Schools are "hoarding" a record pound;2.4 billion of unspent funds, an amount that has soared by more than pound;600 million since the coalition government came to power.
Figures released by the Department for Education last week show a 33 per cent rise in money being kept in school bank accounts since 2009-10, despite budgets coming under increasing pressure.
The data also reveal that a handful of schools are sitting on unspent balances of more than pound;1 million. This is despite local authorities' power to claw back "excessive" uncommitted balances of more than 5 per cent of annual budgets in secondaries and 8 per cent in primaries.
In Tower Hamlets, East London, several schools have seven-figure surpluses. These include the school with the biggest surplus in the country, Sir John Cass's Foundation and Red Coat School, which has more than pound;2 million in the bank. The Church of England secondary received about pound;700,000 in pupil premium funding last year, which is supposed to be spent on improving education for children from deprived backgrounds.
Professor John Howson, a research fellow at the University of Oxford and chief executive of Data for Education, who analysed the numbers, said the increase in surpluses among schools in poor areas suggested additional funding from the pupil premium was not being spent.
"In Tower Hamlets, some seven secondary schools have uncommitted balances in excess of pound;1 million and six schools increased these balances over the past year," Professor Howson said. "As all of these schools have in excess of 50 per cent (of pupils) on free school meals, it suggests the pupil premium isn't being used at all, let alone effectively."
Mary Bousted, general secretary of teaching union the ATL, said schools should be held to account if they built up substantial surpluses. "It is a massive amount of money to be sitting on and this money should be spent on pupils' education," she said. "While it's perfectly legitimate to build up reserves, this level of hoarding should mean schools are held accountable. If they don't show how the money is being spent then they should be forced to give it back."
Per-pupil funding was frozen in 2010 when the coalition came to power, creating a real-terms funding cut for most schools. The DfE has said that it intends to introduce a "fairer" national funding formula, which ministers hope will eliminate historic imbalances in funding between schools with similar characteristics, although its introduction has been delayed.
Shadow education secretary Stephen Twigg said it was "imperative" that the government ensured money was going to pupils. "While every school needs to manage its finances sensibly, it must ensure it is meeting the needs of children," he said.
But the surpluses were defended by the Association of School and College Leaders (ASCL), which said the uncertainty around future funding was forcing schools to hold money back.
"I'm not the slightest bit surprised by the figures," ASCL general secretary Brian Lightman said. "People are being very cautious about future funding for schools. There has been so much turbulence around school funding, heads have not been able to plan properly when it comes to their budgets.
"We always advise against excessive surpluses, but there is enormous concern around the new funding formula at the moment."
Sir John Cass's school was not available for comment, but a spokesman for Tower Hamlets Council said it was up to individual governing bodies to determine how they spent their money.
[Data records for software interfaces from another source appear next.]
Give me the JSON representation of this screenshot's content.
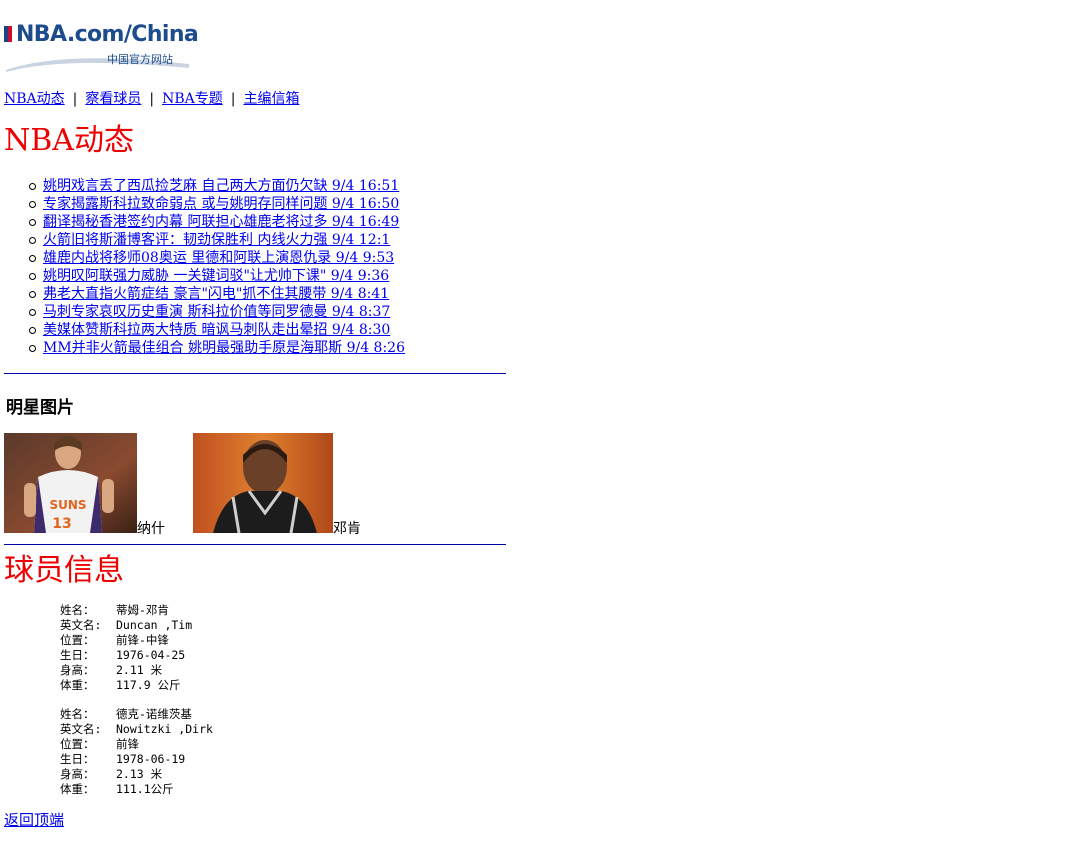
{
  "logo": {
    "text": "NBA.com/China",
    "subtitle": "中国官方网站"
  },
  "nav": {
    "items": [
      "NBA动态",
      "察看球员",
      "NBA专题",
      "主编信箱"
    ]
  },
  "news_section": {
    "title": "NBA动态",
    "items": [
      {
        "text": "姚明戏言丢了西瓜捡芝麻 自己两大方面仍欠缺 9/4 16:51"
      },
      {
        "text": "专家揭露斯科拉致命弱点 或与姚明存同样问题 9/4 16:50"
      },
      {
        "text": "翻译揭秘香港签约内幕 阿联担心雄鹿老将过多 9/4 16:49"
      },
      {
        "text": "火箭旧将斯潘博客评：韧劲保胜利 内线火力强 9/4 12:1"
      },
      {
        "text": "雄鹿内战将移师08奥运 里德和阿联上演恩仇录 9/4 9:53"
      },
      {
        "text": "姚明叹阿联强力威胁 一关键词驳\"让尤帅下课\" 9/4 9:36"
      },
      {
        "text": "弗老大直指火箭症结 豪言\"闪电\"抓不住其腰带 9/4 8:41"
      },
      {
        "text": "马刺专家哀叹历史重演 斯科拉价值等同罗德曼 9/4 8:37"
      },
      {
        "text": "美媒体赞斯科拉两大特质 暗讽马刺队走出晕招 9/4 8:30"
      },
      {
        "text": "MM并非火箭最佳组合 姚明最强助手原是海耶斯 9/4 8:26"
      }
    ]
  },
  "stars": {
    "title": "明星图片",
    "items": [
      {
        "caption": "纳什"
      },
      {
        "caption": "邓肯"
      }
    ]
  },
  "player_section": {
    "title": "球员信息",
    "players": [
      {
        "rows": [
          {
            "label": "姓名：",
            "value": "蒂姆-邓肯"
          },
          {
            "label": "英文名:",
            "value": "Duncan ,Tim"
          },
          {
            "label": "位置：",
            "value": "前锋-中锋"
          },
          {
            "label": "生日：",
            "value": "1976-04-25"
          },
          {
            "label": "身高：",
            "value": "2.11 米"
          },
          {
            "label": "体重：",
            "value": "117.9 公斤"
          }
        ]
      },
      {
        "rows": [
          {
            "label": "姓名：",
            "value": "德克-诺维茨基"
          },
          {
            "label": "英文名:",
            "value": "Nowitzki ,Dirk"
          },
          {
            "label": "位置：",
            "value": "前锋"
          },
          {
            "label": "生日：",
            "value": "1978-06-19"
          },
          {
            "label": "身高：",
            "value": "2.13 米"
          },
          {
            "label": "体重：",
            "value": "111.1公斤"
          }
        ]
      }
    ]
  },
  "back_to_top": "返回顶端"
}
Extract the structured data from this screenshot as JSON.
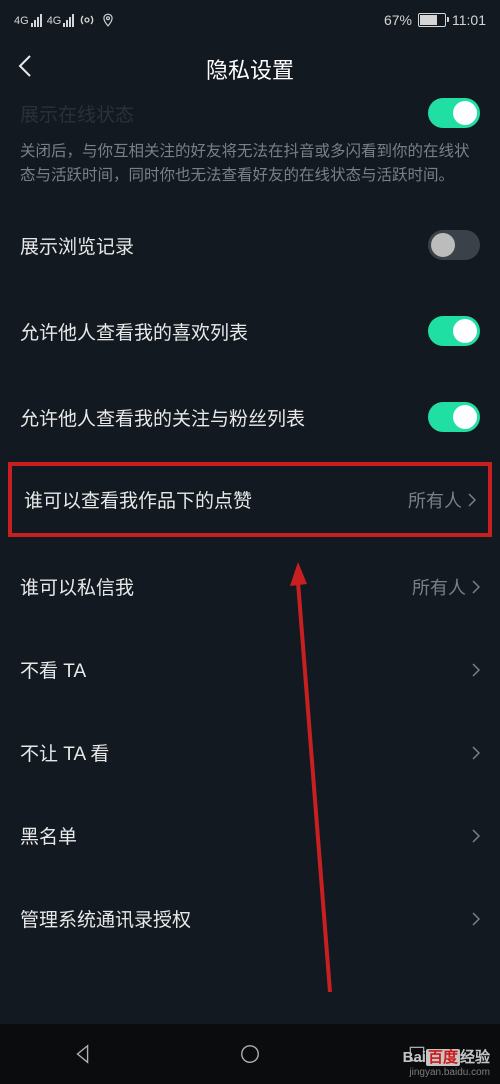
{
  "status": {
    "signal1_label": "4G",
    "signal2_label": "4G",
    "battery_pct": "67%",
    "time": "11:01"
  },
  "header": {
    "title": "隐私设置"
  },
  "partial": {
    "title": "展示在线状态",
    "description": "关闭后，与你互相关注的好友将无法在抖音或多闪看到你的在线状态与活跃时间，同时你也无法查看好友的在线状态与活跃时间。"
  },
  "rows": {
    "browse_history": {
      "label": "展示浏览记录"
    },
    "show_likes": {
      "label": "允许他人查看我的喜欢列表"
    },
    "show_follow": {
      "label": "允许他人查看我的关注与粉丝列表"
    },
    "who_likes": {
      "label": "谁可以查看我作品下的点赞",
      "value": "所有人"
    },
    "who_dm": {
      "label": "谁可以私信我",
      "value": "所有人"
    },
    "block_view": {
      "label": "不看 TA"
    },
    "hide_from": {
      "label": "不让 TA 看"
    },
    "blacklist": {
      "label": "黑名单"
    },
    "contacts": {
      "label": "管理系统通讯录授权"
    }
  },
  "watermark": {
    "brand_a": "Bai",
    "brand_b": "百度",
    "brand_c": "经验",
    "url": "jingyan.baidu.com"
  }
}
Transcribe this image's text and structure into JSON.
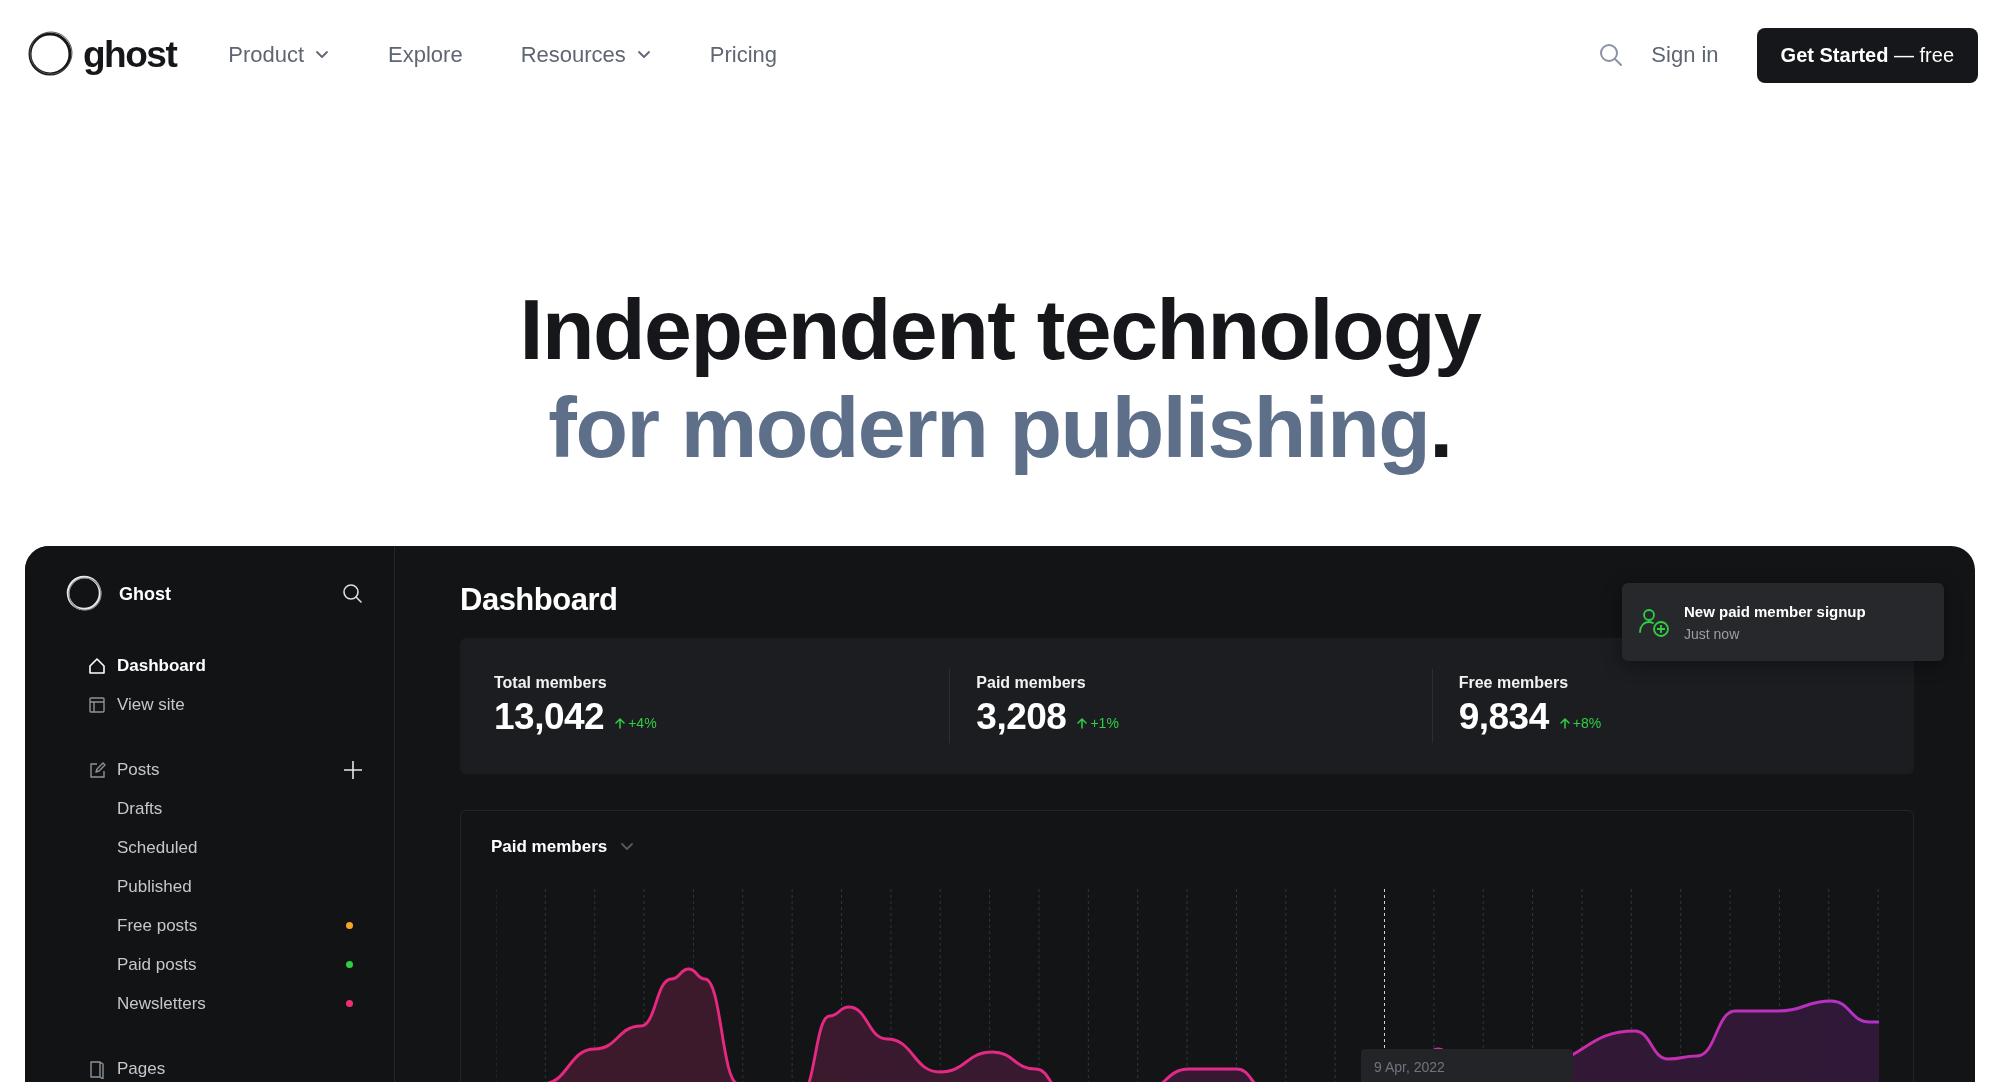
{
  "header": {
    "logo_text": "ghost",
    "nav": [
      {
        "label": "Product",
        "dropdown": true
      },
      {
        "label": "Explore",
        "dropdown": false
      },
      {
        "label": "Resources",
        "dropdown": true
      },
      {
        "label": "Pricing",
        "dropdown": false
      }
    ],
    "sign_in": "Sign in",
    "cta": "**Get Started** — free"
  },
  "hero": {
    "line1": "Independent technology",
    "line2": "for modern publishing",
    "period": "."
  },
  "dashboard": {
    "sidebar": {
      "site_name": "Ghost",
      "groups": [
        {
          "items": [
            {
              "label": "Dashboard",
              "selected": true
            },
            {
              "label": "View site",
              "selected": false
            }
          ]
        },
        {
          "items": [
            {
              "label": "Posts",
              "selected": false,
              "add": true,
              "children": [
                {
                  "label": "Drafts",
                  "selected": false
                },
                {
                  "label": "Scheduled",
                  "selected": false
                },
                {
                  "label": "Published",
                  "selected": false
                },
                {
                  "label": "Free posts",
                  "selected": false,
                  "color": "#f5a623"
                },
                {
                  "label": "Paid posts",
                  "selected": false,
                  "color": "#30cf43"
                },
                {
                  "label": "Newsletters",
                  "selected": false,
                  "color": "#f0306e"
                }
              ]
            }
          ]
        },
        {
          "items": [
            {
              "label": "Pages",
              "selected": false
            }
          ]
        }
      ]
    },
    "title": "Dashboard",
    "stats": [
      {
        "label": "Total members",
        "value": "13,042",
        "change": "+4%"
      },
      {
        "label": "Paid members",
        "value": "3,208",
        "change": "+1%"
      },
      {
        "label": "Free members",
        "value": "9,834",
        "change": "+8%"
      }
    ],
    "chart": {
      "title": "Paid members",
      "tooltip": "9 Apr, 2022"
    },
    "toast": {
      "title": "New paid member signup",
      "time": "Just now"
    }
  }
}
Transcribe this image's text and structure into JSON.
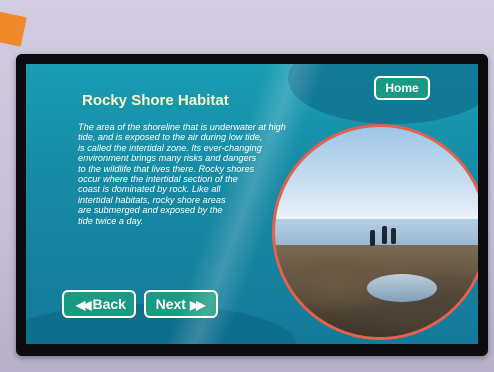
{
  "screen": {
    "title": "Rocky Shore Habitat",
    "paragraph_lines": [
      "The area of the shoreline that is underwater at high",
      "tide, and is exposed to the air during low tide,",
      "is called the intertidal zone. Its ever-changing",
      "environment brings many risks and dangers",
      "to the wildlife that lives there. Rocky shores",
      "occur where the intertidal section of the",
      "coast is dominated by rock. Like all",
      "intertidal habitats, rocky shore areas",
      "are submerged and exposed by the",
      "tide twice a day."
    ],
    "home_label": "Home",
    "back_label": "Back",
    "next_label": "Next",
    "back_arrow": "◀◀",
    "next_arrow": "▶▶"
  },
  "colors": {
    "screen_bg": "#1689a4",
    "button_bg": "#1a9a83",
    "title_color": "#fff6c8",
    "photo_border": "#e8604a",
    "accent_tab": "#f0892a"
  }
}
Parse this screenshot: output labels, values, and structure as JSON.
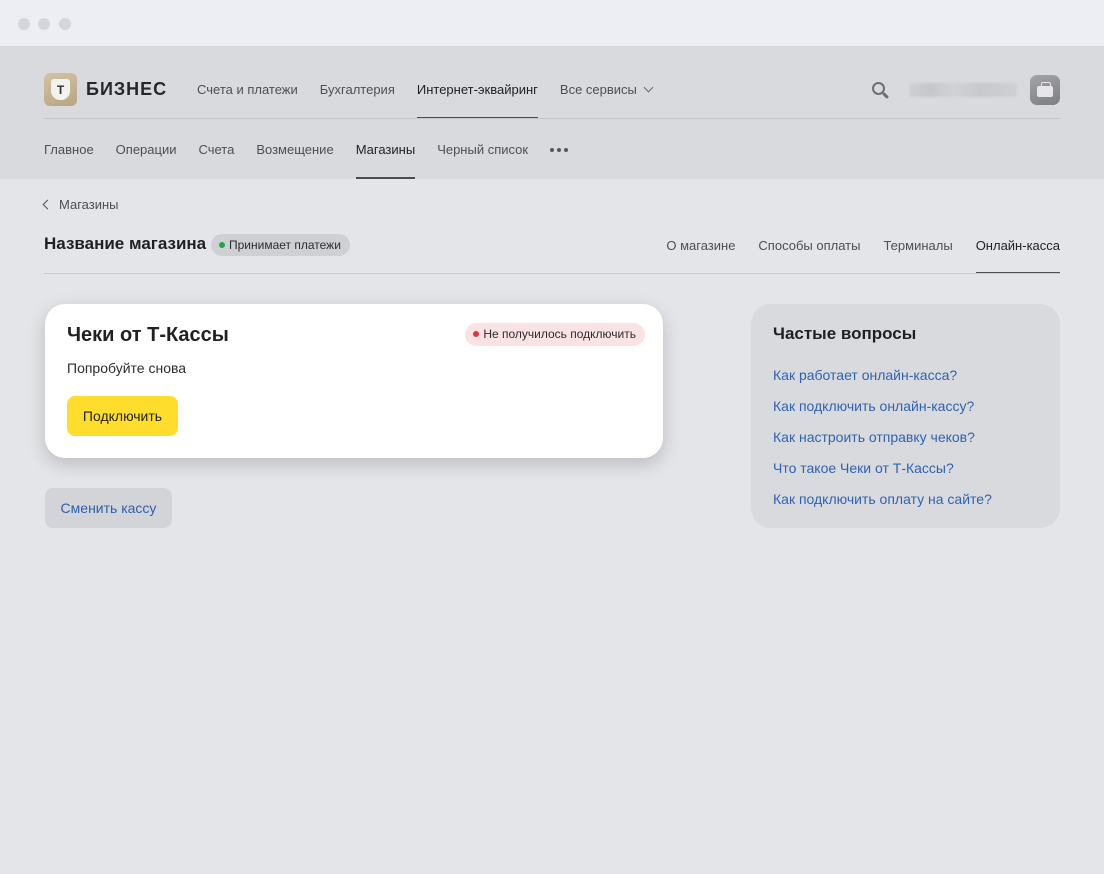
{
  "colors": {
    "accent_yellow": "#ffdd2d",
    "link_blue": "#2f63b0",
    "status_green": "#21a84a",
    "error_red": "#e0363b"
  },
  "header": {
    "logo_text": "БИЗНЕС",
    "logo_letter": "Т",
    "top_nav": [
      {
        "label": "Счета и платежи",
        "active": false
      },
      {
        "label": "Бухгалтерия",
        "active": false
      },
      {
        "label": "Интернет-эквайринг",
        "active": true
      },
      {
        "label": "Все сервисы",
        "active": false
      }
    ],
    "icons": {
      "search": "search-icon",
      "avatar": "briefcase-icon",
      "dropdown": "chevron-down-icon"
    }
  },
  "sub_nav": [
    {
      "label": "Главное",
      "active": false
    },
    {
      "label": "Операции",
      "active": false
    },
    {
      "label": "Счета",
      "active": false
    },
    {
      "label": "Возмещение",
      "active": false
    },
    {
      "label": "Магазины",
      "active": true
    },
    {
      "label": "Черный список",
      "active": false
    }
  ],
  "breadcrumb": {
    "back_label": "Магазины"
  },
  "store": {
    "title": "Название магазина",
    "status": "Принимает платежи",
    "tabs": [
      {
        "label": "О магазине",
        "active": false
      },
      {
        "label": "Способы оплаты",
        "active": false
      },
      {
        "label": "Терминалы",
        "active": false
      },
      {
        "label": "Онлайн-касса",
        "active": true
      }
    ]
  },
  "card": {
    "title": "Чеки от Т-Кассы",
    "error_badge": "Не получилось подключить",
    "subtitle": "Попробуйте снова",
    "connect_label": "Подключить"
  },
  "change_label": "Сменить кассу",
  "faq": {
    "title": "Частые вопросы",
    "links": [
      "Как работает онлайн-касса?",
      "Как подключить онлайн-кассу?",
      "Как настроить отправку чеков?",
      "Что такое Чеки от Т-Кассы?",
      "Как подключить оплату на сайте?"
    ]
  }
}
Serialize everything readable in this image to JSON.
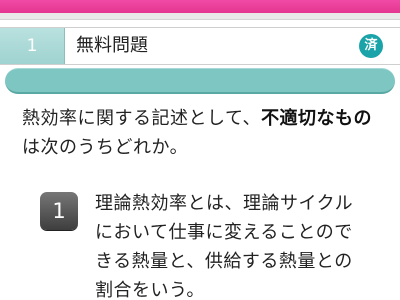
{
  "header": {
    "question_number": "1",
    "category": "無料問題",
    "done_badge": "済"
  },
  "question": {
    "before_emphasis": "熱効率に関する記述として、",
    "emphasis": "不適切なもの",
    "after_emphasis": "は次のうちどれか。"
  },
  "options": [
    {
      "number": "1",
      "text": "理論熱効率とは、理論サイクルにおいて仕事に変えることのできる熱量と、供給する熱量との割合をいう。"
    }
  ],
  "colors": {
    "top_bar": "#e4368f",
    "teal_accent": "#7ec6c2",
    "badge_teal": "#1aa3a8"
  }
}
"The local authority recommends 5 per cent balances for secondary schools and 8 per cent balances for other schools to allow for unplanned events," the spokesman said. "The Schools Forum locally scrutinises individual schools' plans annually for spending beyond those levels. Schools have been cautious recently about the potential impact of school funding reform."
One school with more than pound;1 million sitting in its account is George Green's School in the Isle of Dogs, East London. Its headteacher, Kenny Frederick, said the money was to be used to keep her school building running.
"There is no doubt the money should be spent on the kids, but it is no good if the kids can't come to school because it has been closed due to the heating going down or a cracked drain," Ms Frederick said. "It's not about keeping it away from the pupils; it is about spending it on the school so they can keep coming to school."
Ms Frederick added, however, that some schools around the country could be holding on to money without a clear plan for how they intended to spend it.
The DfE said schools were "best placed" to manage their money, adding that it was why they had autonomy over their budgets. A spokesperson said: "While it makes sense for schools to retain a small surplus from year to year, we expect them to have a clear plan for using the money they plan to hold at the end of each year."
FOR A RAINY DAY
Surpluses over the past five years:
pound;2bn - 2007-08
pound;1.9bn - 2008-09
pound;1.8bn - 2009-10
pound;2bn - 2010-11
pound;2.4bn - 2011-12.
Photo credit: Alamy
Original headline: Schools are `hoarding' record pound;2.4bn amid budget uncertainty